Before Joe, age 18, went on his Skills for Life Award, he was still struggling from his experience of a very toxic, previous relationship. It had affected him emotionally, so much so that he had been experiencing suicidal thoughts and anxiety about establishing relationships with other people since.
“That relationship, really knocked my confidence to the point where I was suicidal and I was struggling with loads of mental health issues. I was giving this person £1,000s of pounds of my own money because I cared so much about him, then he just left. This year I’ve been struggling a lot with the social aspect, I was worrying that people wouldn’t stay in contact after the course, I’ve had really negative experiences of that and it really knocks my confidence.”
The physical and mental challenges on the course pushed him and others to their limits. This allowed him to see others for who they really were - there was no façade, no pretending.
“On the Skills for Life Award, you are pushed to the literal edge of any comfort zones and so you can’t afford to be fake. I’ve learnt that normally, everyone has a story, everyone has their own self-issues and everyone has a façade that they show. On the course, you are so physically exhausted and mentally exhausted and you’re only focused on yourself, it’s really difficult to be fake so you see people’s true colours. It’s a good and a bad thing, but I think it’s mostly good because you do get to understand people’s weaknesses.”

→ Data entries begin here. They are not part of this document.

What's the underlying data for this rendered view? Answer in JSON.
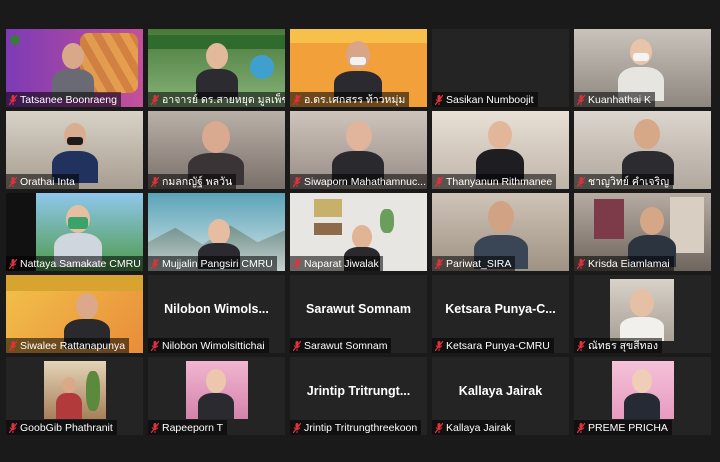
{
  "participants": [
    {
      "name": "Tatsanee Boonraeng",
      "mic_muted": true
    },
    {
      "name": "อาจารย์ ดร.สายหยุด มูลเพ็ชร์",
      "mic_muted": true
    },
    {
      "name": "อ.ดร.เศกสรร ท้าวหมุ่ม",
      "mic_muted": true
    },
    {
      "name": "Sasikan Numboojit",
      "mic_muted": true
    },
    {
      "name": "Kuanhathai K",
      "mic_muted": true
    },
    {
      "name": "Orathai Inta",
      "mic_muted": true
    },
    {
      "name": "กมลกญัฐ์ พลวัน",
      "mic_muted": true
    },
    {
      "name": "Siwaporn Mahathamnuc...",
      "mic_muted": true
    },
    {
      "name": "Thanyanun Rithmanee",
      "mic_muted": true
    },
    {
      "name": "ชาญวิทย์ คำเจริญ",
      "mic_muted": true
    },
    {
      "name": "Nattaya Samakate CMRU",
      "mic_muted": true
    },
    {
      "name": "Mujjalin Pangsiri CMRU",
      "mic_muted": true
    },
    {
      "name": "Naparat Jiwalak",
      "mic_muted": true
    },
    {
      "name": "Pariwat_SIRA",
      "mic_muted": true
    },
    {
      "name": "Krisda Eiamlamai",
      "mic_muted": true
    },
    {
      "name": "Siwalee Rattanapunya",
      "mic_muted": true
    },
    {
      "name": "Nilobon Wimolsittichai",
      "display_name": "Nilobon  Wimols...",
      "mic_muted": true
    },
    {
      "name": "Sarawut Somnam",
      "display_name": "Sarawut  Somnam",
      "mic_muted": true
    },
    {
      "name": "Ketsara Punya-CMRU",
      "display_name": "Ketsara  Punya-C...",
      "mic_muted": true
    },
    {
      "name": "ณัทธร สุขสีทอง",
      "mic_muted": true
    },
    {
      "name": "GoobGib Phathranit",
      "mic_muted": true
    },
    {
      "name": "Rapeeporn T",
      "mic_muted": true
    },
    {
      "name": "Jrintip Tritrungthreekoon",
      "display_name": "Jrintip  Tritrungt...",
      "mic_muted": true
    },
    {
      "name": "Kallaya Jairak",
      "display_name": "Kallaya  Jairak",
      "mic_muted": true
    },
    {
      "name": "PREME PRICHA",
      "mic_muted": true
    }
  ],
  "colors": {
    "background": "#1a1a1a",
    "tile_off": "#242424",
    "muted_mic": "#e0323c"
  }
}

Being honest with and having to trust others helped him build connections with his teammates. Since the course, he has maintained these new friendships, which has been an extremely positive experience and a turning point for him.